I'm not including instruments or playing styles in this section, because
that topic has a section of its own. What I have in mind here is how traditional
music relates to society, the folklore of tune titles, interesting stories,
I'm open to suggestions for additional topics to be included here.
The interesting topic of what the state of music in Ireland was before
the 18th century was taken up by Donegal music expert Caoimhín Mac
Aoidh on the IRTRAD-L list. His comments appear
here with permission.
A 1962 conversation with Willie Clancy,
the famed piper, explores his philosophy of traditional music. Also in attendance
were musicians John Vesey and Thomas Standeven. Additional information on
Vesey and Standeven is also provided. Thanks to Seamus Mac an Tailleur
for supplying this material.
Traditional Irish music today is frequently encountered in the "session"
(or even "seisiún"), a gathering of (usually) amateur
musicians where tunes are played in unison by all the musicians who know
the tune. Such events usually occur at regularly scheduled times, and usually
take place in a establishment where dark foamy beverages are easily procured.
The participants are generally not paid, except sometimes with free pints
of dark foamy beverages, and for that reason they typically huddle in a
dark corner rather than sitting on a stage. It's often assumed that like
goings-on date back at least to the times of Brian Boru. But the evidence
for the origin of the "session" tells
a much different story.

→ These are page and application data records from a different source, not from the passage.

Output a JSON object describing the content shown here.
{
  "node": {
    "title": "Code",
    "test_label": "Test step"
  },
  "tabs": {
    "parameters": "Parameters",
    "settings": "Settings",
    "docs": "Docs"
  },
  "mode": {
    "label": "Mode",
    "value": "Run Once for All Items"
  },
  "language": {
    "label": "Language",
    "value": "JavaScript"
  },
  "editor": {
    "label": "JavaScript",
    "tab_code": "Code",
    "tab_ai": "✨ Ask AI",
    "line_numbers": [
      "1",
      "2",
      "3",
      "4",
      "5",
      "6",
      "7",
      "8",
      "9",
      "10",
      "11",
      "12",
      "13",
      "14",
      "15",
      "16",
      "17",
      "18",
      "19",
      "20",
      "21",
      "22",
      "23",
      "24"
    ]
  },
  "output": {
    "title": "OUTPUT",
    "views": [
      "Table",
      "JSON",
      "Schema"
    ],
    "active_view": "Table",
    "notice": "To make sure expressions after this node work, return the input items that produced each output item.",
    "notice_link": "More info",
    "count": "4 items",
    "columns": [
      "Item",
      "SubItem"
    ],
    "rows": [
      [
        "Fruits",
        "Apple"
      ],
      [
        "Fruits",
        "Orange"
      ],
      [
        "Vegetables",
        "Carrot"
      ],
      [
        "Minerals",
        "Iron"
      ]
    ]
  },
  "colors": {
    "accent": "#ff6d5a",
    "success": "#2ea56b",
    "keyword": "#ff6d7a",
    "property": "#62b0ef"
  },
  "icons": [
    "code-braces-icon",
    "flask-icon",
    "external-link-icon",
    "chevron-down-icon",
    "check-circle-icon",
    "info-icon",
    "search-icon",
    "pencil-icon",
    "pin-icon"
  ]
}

Francis O'Neill is renowned for his monumental collection of Irish
dance music, made in Chicago during the early years of the 20th century.
But his day job was Police Chief of Chicago. Here's an
interesting incident that sheds some light on his character: anarchist
"Red Emma" Goldman describes how Chief O'Neill cleared her of
charges of complicity in the assassination of President McKinley.
Is Danny Boy really an Irish song? And, if not, where did it
come from, and why do we think it is Irish? Maybe you saw that show that
was on my local PBS station a while back, Danny Boy: In Sunshine or in
Shadow, that featured such exciting clips as Eric Clapton discussing
De Dannan's versionthat one that more or less made all the traditional
music crowd consider them to be totally artistically bankrupt.
While Eric Clapton probably knows a lot about blues music, I'm not sure that
I would choose him as an authority on Irish folk songs. But then I don't work in
Actually, I've received e-mail from the producer of the show, and I can report that
he is truly
obsessed with his subject (i.e., versions of Danny Boy performed by different
artists). I'm happy to say we agree that Bill Evans and Jackie Wilson
do the best versions (although he was not able to get the rights to include them in the show).
show had very little to say about the actual origin of the song (a distinguished musicologist
appeared onscreen for about 30 seconds). But here you can get the real story, an amazing
100 year long detective yarn!
Go to the Standing Stones Site Map
(listing of the entire contents of this website)
STANDING STONES is registered with the United States Patent and
Trademark Office as a federal service mark. Unauthorized use of this
mark for performing live or recorded music, or providing music-related
information over the Internet, in interstate commerce in the
United States, is prohibited.
For full details on the activities covered by this mark, consult the
US Patent and Trademark Office database.